In the four months since a gunman massacred 20 children and six adults at a Connecticut elementary school, a deep national divide over how best to control gun violence left states scrambling in opposite directions to find a solution.
No where is that division more pronounced than along the banks of the Potomac River. Maryland Gov. Martin O'Malley last week celebrated the legislative approval of his sweeping new restrictions on military-style guns and high-capacity magazines. Across the river in Virginia, lawmakers wrapped up their legislative session recently after killing off every gun restriction proposed.
"It is two cultures, truly," said Maryland Del. Luiz Simmons, D-Montgomery County. "Here we are right next to a right-to-carry state, in effect, and right-to-carry would never pass in Maryland. It would be resoundingly defeated. It's just a different culture, a different political culture."
|Maryland's bill would:|
|- Prohibit ownership of 45 types of assault weapons after Oct. 1.|
|- Require fingerprinting, training and licensing for all new handgun purchases.|
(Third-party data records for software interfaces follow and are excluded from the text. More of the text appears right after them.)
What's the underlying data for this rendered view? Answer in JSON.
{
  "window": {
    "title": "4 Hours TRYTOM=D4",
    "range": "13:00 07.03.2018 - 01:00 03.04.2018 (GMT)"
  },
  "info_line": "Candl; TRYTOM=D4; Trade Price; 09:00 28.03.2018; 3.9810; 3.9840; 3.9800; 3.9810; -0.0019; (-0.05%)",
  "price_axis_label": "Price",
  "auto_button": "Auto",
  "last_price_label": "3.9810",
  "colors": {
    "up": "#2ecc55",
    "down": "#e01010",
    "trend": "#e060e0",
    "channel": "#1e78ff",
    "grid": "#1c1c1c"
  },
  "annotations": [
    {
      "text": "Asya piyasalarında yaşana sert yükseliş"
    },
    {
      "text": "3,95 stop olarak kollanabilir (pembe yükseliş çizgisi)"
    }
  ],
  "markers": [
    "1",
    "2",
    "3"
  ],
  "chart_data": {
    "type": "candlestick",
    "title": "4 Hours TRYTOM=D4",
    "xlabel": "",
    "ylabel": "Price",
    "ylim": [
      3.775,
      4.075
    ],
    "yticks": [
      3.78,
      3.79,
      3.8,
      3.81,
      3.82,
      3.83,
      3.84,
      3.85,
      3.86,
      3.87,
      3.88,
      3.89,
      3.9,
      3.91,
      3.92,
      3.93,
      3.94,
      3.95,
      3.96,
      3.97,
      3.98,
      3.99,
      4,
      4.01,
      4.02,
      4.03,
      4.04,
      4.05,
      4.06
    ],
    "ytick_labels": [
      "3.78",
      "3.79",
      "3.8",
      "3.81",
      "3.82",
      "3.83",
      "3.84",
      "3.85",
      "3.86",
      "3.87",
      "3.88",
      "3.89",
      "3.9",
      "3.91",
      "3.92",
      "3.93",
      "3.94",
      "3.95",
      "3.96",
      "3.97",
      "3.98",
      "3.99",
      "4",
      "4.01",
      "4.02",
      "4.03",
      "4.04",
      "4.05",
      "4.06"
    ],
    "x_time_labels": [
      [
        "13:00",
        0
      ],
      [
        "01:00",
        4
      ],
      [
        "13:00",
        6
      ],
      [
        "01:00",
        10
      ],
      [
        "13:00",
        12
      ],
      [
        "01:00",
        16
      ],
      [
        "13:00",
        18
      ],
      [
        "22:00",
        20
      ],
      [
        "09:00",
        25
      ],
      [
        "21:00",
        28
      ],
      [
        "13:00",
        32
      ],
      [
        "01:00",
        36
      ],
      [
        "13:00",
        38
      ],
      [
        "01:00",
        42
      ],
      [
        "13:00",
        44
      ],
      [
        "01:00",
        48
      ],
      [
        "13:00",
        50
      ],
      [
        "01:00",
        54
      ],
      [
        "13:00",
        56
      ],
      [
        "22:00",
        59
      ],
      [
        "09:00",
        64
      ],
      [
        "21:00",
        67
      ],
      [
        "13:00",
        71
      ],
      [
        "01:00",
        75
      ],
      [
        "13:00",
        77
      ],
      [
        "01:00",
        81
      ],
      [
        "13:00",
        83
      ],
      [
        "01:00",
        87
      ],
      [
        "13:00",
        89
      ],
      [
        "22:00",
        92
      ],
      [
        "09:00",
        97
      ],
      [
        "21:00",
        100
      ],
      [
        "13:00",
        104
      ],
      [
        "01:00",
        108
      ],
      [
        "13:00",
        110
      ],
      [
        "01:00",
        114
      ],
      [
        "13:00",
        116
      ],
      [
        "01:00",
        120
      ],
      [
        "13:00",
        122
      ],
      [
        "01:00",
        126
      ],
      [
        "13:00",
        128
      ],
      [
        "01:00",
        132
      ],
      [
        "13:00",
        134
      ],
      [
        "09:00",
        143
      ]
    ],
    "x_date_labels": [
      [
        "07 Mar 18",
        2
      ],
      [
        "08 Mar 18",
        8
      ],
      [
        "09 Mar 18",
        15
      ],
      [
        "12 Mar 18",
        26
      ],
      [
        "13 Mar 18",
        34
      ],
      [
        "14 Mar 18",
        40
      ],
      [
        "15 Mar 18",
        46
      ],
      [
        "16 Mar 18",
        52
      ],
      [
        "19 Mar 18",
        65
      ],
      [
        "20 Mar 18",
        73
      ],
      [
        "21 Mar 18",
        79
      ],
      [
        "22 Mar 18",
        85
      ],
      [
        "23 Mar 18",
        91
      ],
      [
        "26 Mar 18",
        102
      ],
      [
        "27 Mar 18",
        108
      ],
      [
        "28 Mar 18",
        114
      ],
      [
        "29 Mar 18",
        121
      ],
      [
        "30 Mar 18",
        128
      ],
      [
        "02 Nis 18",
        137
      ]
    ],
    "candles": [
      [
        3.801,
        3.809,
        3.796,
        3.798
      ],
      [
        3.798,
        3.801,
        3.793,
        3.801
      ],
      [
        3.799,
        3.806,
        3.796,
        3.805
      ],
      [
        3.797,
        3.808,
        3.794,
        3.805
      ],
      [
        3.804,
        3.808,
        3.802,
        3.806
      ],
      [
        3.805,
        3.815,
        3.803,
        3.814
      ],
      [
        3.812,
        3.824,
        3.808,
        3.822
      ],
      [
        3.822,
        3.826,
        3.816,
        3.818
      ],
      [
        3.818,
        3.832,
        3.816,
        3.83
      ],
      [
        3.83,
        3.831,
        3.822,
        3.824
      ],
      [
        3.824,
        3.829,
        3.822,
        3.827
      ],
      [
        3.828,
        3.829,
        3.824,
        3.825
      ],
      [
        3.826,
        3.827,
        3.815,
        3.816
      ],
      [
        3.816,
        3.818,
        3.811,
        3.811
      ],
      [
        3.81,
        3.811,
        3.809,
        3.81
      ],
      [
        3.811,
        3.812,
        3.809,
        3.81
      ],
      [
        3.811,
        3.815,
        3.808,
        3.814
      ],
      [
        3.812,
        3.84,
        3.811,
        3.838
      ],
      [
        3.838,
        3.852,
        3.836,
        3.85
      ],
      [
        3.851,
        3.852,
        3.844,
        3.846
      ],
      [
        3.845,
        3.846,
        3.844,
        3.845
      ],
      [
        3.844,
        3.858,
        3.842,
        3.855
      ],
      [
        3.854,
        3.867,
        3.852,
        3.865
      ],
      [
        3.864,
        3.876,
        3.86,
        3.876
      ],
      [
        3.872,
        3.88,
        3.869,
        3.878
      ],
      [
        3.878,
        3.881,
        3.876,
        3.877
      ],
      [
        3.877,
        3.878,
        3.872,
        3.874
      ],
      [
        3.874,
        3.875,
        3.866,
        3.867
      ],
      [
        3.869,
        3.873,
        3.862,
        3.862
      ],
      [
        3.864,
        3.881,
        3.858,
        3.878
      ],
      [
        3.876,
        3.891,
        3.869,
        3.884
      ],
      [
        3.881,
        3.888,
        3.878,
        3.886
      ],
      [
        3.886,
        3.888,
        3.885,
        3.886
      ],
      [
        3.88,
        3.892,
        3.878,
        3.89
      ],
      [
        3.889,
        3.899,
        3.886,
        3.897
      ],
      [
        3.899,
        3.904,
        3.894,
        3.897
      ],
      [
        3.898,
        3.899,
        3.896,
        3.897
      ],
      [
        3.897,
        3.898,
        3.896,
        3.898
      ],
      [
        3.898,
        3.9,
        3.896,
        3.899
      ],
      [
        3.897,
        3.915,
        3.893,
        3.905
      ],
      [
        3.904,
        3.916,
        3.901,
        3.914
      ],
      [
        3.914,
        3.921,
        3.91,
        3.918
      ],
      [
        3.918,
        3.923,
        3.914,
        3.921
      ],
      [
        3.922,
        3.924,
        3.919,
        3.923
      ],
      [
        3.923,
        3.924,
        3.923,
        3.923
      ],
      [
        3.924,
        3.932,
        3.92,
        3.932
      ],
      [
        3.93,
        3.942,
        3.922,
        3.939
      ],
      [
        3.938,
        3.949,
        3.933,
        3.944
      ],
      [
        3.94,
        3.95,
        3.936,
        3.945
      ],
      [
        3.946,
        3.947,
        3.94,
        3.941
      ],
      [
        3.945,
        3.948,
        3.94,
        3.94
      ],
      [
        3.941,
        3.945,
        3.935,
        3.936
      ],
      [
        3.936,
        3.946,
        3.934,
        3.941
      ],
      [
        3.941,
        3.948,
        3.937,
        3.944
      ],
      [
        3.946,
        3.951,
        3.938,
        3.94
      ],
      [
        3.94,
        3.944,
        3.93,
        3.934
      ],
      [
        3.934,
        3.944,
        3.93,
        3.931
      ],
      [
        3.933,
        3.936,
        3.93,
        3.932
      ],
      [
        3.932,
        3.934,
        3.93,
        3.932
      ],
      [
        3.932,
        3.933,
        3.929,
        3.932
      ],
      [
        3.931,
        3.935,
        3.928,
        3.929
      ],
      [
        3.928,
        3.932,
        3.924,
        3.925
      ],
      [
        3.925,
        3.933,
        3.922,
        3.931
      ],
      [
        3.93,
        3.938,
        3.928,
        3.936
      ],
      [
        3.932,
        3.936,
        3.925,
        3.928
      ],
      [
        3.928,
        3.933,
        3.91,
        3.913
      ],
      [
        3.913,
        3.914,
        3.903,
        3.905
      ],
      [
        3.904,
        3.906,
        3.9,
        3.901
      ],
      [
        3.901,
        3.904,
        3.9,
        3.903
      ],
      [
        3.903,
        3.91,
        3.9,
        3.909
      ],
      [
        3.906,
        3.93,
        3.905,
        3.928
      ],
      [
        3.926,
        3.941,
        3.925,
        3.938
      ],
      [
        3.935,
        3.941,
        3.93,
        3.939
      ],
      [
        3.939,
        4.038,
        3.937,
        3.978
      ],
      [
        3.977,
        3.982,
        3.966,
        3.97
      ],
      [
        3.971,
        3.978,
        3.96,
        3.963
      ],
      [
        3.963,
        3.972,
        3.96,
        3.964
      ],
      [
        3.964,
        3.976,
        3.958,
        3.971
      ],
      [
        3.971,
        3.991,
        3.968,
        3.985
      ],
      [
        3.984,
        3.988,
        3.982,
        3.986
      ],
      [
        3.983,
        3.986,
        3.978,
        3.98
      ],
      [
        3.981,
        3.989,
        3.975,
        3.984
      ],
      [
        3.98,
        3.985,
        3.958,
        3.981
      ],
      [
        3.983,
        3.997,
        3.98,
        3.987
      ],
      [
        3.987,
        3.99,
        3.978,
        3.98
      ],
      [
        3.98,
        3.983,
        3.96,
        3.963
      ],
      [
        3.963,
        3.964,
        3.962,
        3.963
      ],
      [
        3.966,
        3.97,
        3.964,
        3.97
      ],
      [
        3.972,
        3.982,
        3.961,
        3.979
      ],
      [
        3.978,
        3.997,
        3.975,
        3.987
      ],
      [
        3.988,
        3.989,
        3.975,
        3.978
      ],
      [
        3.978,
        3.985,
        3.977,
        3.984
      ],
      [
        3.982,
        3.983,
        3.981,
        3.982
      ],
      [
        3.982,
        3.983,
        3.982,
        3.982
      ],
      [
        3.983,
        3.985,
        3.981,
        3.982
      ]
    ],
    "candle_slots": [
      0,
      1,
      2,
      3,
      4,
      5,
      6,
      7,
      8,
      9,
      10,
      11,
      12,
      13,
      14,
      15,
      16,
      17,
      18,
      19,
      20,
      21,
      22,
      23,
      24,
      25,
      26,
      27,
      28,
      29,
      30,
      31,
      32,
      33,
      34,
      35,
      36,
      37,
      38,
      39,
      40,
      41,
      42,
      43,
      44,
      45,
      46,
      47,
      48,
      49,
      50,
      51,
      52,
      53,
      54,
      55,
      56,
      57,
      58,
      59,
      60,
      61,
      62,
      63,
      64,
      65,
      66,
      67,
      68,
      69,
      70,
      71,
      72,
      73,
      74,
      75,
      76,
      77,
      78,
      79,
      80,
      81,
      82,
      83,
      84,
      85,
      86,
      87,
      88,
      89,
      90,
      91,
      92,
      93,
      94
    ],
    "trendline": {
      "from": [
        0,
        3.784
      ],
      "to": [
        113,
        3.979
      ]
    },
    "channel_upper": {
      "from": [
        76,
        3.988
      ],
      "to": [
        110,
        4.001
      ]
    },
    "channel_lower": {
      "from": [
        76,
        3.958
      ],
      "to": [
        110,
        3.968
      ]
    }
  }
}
|- Limit ammunition magazines to 10 rounds.|
|- Prohibit gun ownership by the mentally ill.|
|- Prohibit gun ownership by people who plead or are found guilty of a violent crime but receive probation instead of a criminal sentence.|
|- Allow off-duty law enforcement officers to carry concealed weapons in school zones.|
|- Increase penalties for people who use restricted ammunition -- including Teflon-coated, steel, explosive and depleted-uranium rounds SEmD when committing crimes.|
O'Malley, a Democrat, followed the lead of President Obama -- and seven other states -- in cracking down on gun owners with tougher new laws. Under the bill now on O'Malley's desk, it would be illegal to own so-called assault weapons, new handgun buyers would have to be licensed and fingerprinted, and ammo magazines would be limited to 10 rounds.
Though O'Malley trumpeted the new gun control measures as "advancing the strategies that work to save lives," critics derided the bill as a hollow, knee-jerk gesture intended to burnish the Democratic governor's resume as he gears up for a potential presidential bid in 2016.
"It's a great bill -- for presidential aspirations or to pound your chest," said Maryland Senate Minority Leader E.J. Pipkin, R-Eastern Shore.
Virginia Gov. Bob McDonnell created a school safety task force shortly after the Newtown, Conn., tragedy but with the clear mandate that it wasn't to consider additional restrictions on guns.
Virginia Secretary of Public Safety Marla Graff Decker said the task force avoided "the urge to make sweeping changes" like other states and instead focused on "research and data-driven" solutions, like improving school safety procedures and upgrading school security.
"The best way to combat these crimes are to aggressively use your laws," Decker said.
But Del. Patrick Hope, D-Arlington, who served on the task force, said the group's work was "just on the margins." Hope said not enough was done to fund mental health care and refusing to talk about guns "is like saying you're going to stop lung cancer but you can't talk about smoking."
The Bureau of Alcohol, Tobacco, Firearms and Explosives said the drastic shift by Maryland is likely to create confusion for gun sellers in Virginia, too. Marylanders can still go to Virginia to buy military-style weapons after the new rules take effect Oct. 1, but they aren't allowed to bring the guns back across the border.
McDonnell's task force did successfully push for tougher penalties on straw purchases, or legally owned guns sold illegally to ineligible buyers, like felons. As Maryland cracks down on gun ownership, Virginia, which tried in the 1990s to shake its reputation as the gun-running capital of the East Coast, could see a spike in gun sales.
"It's a common-sense concern whenever you ban anything," Simmons said. "I do think the tsunami of gun purchases that we seem to be in the midst of suggests that a lot of people have decided to stock up now. Many of those people might have been candidates to cross state lines to buy guns."